I’m not sure if socializing is a “downtime” activity for me. I’m not much of a bar/club person, so for me socializing is either “networking” (and that’s work) or long (often personal) discussions with people I’m close to. I also know I switch modes when I’m around people. I guess it is a kind of downtime I need, but there are times when I’m more in an introvert mood and seeing people adds to my stress (maybe — hypothesis — because it’s stressful for me to be around people when I’m unsatisfied with something I do not manage to put in words; hmmm, maybe blogging is to be included under “socializing”?)
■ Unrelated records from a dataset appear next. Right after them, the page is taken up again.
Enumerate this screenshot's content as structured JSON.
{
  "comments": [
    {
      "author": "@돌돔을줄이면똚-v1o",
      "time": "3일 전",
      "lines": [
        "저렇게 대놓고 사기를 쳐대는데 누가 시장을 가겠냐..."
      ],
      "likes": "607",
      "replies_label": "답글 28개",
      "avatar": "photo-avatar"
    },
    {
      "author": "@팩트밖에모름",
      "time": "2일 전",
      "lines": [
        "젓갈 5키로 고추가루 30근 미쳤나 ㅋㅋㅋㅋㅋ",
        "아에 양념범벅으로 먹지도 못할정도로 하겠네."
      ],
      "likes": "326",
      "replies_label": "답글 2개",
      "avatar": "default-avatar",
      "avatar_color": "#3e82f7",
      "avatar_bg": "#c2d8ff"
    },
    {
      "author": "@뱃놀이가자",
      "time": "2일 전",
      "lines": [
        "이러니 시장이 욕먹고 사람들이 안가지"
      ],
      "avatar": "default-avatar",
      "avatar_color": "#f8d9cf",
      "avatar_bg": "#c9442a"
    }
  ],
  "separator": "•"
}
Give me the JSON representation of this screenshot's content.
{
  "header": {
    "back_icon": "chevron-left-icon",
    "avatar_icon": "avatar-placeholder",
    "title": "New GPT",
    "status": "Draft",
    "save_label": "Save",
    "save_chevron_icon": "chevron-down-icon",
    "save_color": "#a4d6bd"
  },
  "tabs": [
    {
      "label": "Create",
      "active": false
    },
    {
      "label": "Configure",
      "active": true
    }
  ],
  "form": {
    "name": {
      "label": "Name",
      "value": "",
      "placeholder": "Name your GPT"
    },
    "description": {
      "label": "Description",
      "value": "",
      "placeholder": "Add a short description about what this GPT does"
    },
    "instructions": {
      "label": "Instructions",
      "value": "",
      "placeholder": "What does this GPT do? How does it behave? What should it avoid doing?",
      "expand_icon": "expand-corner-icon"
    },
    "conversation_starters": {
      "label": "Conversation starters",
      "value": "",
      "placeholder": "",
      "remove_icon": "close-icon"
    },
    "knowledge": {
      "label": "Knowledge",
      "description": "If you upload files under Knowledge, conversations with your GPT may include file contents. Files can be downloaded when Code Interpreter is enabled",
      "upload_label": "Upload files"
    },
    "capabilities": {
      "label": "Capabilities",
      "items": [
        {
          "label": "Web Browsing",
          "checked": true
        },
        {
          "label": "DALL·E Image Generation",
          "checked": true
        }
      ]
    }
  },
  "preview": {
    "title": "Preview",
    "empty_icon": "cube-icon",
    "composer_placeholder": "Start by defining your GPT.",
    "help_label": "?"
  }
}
Thinking is just that. Thinking. Not really doing anything. It happens when I clean the flat or the dishes or do laundry, but only if I’m taking all the time in the world and not really paying much attention to what I’m doing. Going for a walk or sitting on the balcony (without a book or an iPhone!) is also an opportunity for this kind of downtime where I let my mind wander around freely and think about whatever it is I want to be thinking, without real aim or purpose.

I’m sure that when watching TV, or exercising, or reading a book, there is some background processing going on in my brain. I’m sure it’s useful and necessary. But this is more like frontground processing.

And this, I think, is what’s been missing — and might be the reason why I’m having trouble identifying what is behind my feeling of “not quite right” (although objectively, everything is going fine).

Having understood this, I’m going to make sure I have time every day to sit on my balcony and stare into space. We’ll see what happens.

Brain Downtime [en]

[fr] On a besoin de débrancher son cerveau -- avez-vous assez l'occasion de le faire?

My brain needs downtime. So does yours.

We’ve managed to make our lives so efficient that we’ve removed all the downtime that used to be part of them. We can work on the train, listen to podcasts while we clean and cook, why, we even read on our iPhones as we walk through town.

Sleeping just doesn’t cut it. Of course, we need sleep (that’s also body-downtime), but we need awake-downtime.

What’s your downtime?

For me, reading fiction and watching TV series qualify as brain downtime. My conscious mind is immersed in fiction, though I’m sure a lot is going on in the background. Sailing and judo qualify to, as does riding my exercise bike if I’m listening to music rather than a podcast.

When I’m on the bus and reading FML or flicking idly through my Twitter stream, is that brain downtime?

When I’m walking in the mountains, drinking a cup of tea on my balcony, watching the sun set, taking a bath, or meditating, that’s definitely brain downtime.

Do you get enough brain downtime?